* [DESCRIPTION OF THE TASK] Identify, in the records below, every line where the string "label" appears, and copy each such line.
• • • • •
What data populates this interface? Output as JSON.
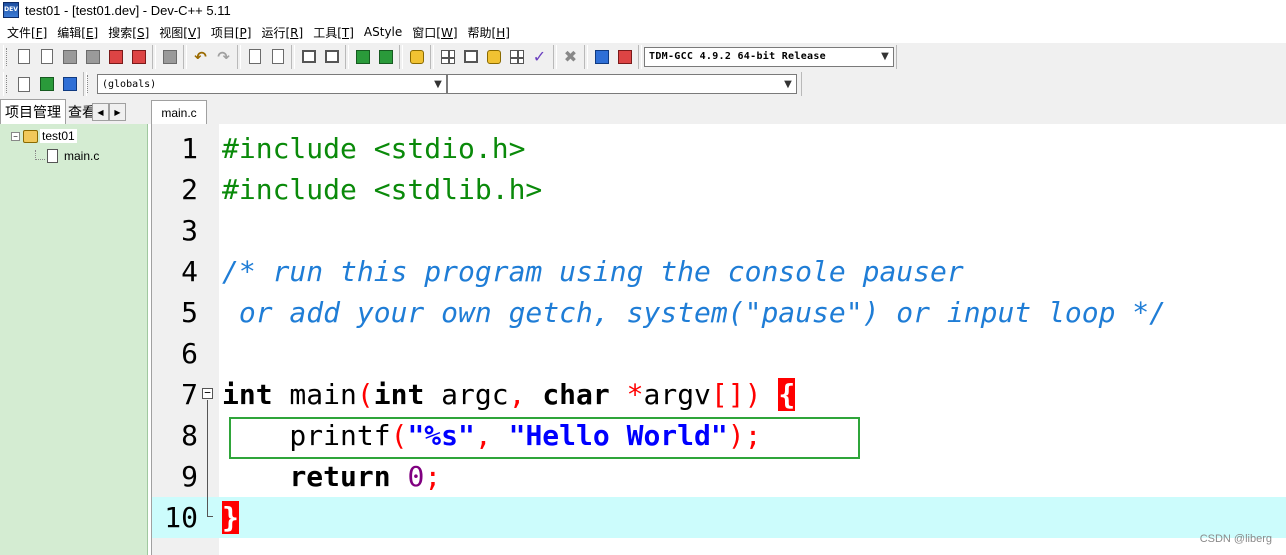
{
  "window": {
    "title": "test01 - [test01.dev] - Dev-C++ 5.11",
    "app_icon": "dev-cpp-icon",
    "app_icon_text": "DEV"
  },
  "menu": [
    {
      "label": "文件",
      "key": "[F]"
    },
    {
      "label": "编辑",
      "key": "[E]"
    },
    {
      "label": "搜索",
      "key": "[S]"
    },
    {
      "label": "视图",
      "key": "[V]"
    },
    {
      "label": "项目",
      "key": "[P]"
    },
    {
      "label": "运行",
      "key": "[R]"
    },
    {
      "label": "工具",
      "key": "[T]"
    },
    {
      "label": "AStyle",
      "key": ""
    },
    {
      "label": "窗口",
      "key": "[W]"
    },
    {
      "label": "帮助",
      "key": "[H]"
    }
  ],
  "toolbar": {
    "compiler_select": "TDM-GCC 4.9.2 64-bit Release",
    "scope_select": "(globals)",
    "member_select": ""
  },
  "left_panel": {
    "tabs": [
      "项目管理",
      "查看"
    ],
    "tree": {
      "project": "test01",
      "files": [
        "main.c"
      ]
    }
  },
  "editor": {
    "tab": "main.c",
    "line_numbers": [
      "1",
      "2",
      "3",
      "4",
      "5",
      "6",
      "7",
      "8",
      "9",
      "10"
    ],
    "current_line": 10
  },
  "watermark": "CSDN @liberg"
}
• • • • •
* [EXERCISE RESPONSE]
      "label": "文件",
      "label": "编辑",
      "label": "搜索",
      "label": "视图",
      "label": "项目",
      "label": "运行",
      "label": "工具",
      "label": "AStyle",
      "label": "窗口",
      "label": "帮助",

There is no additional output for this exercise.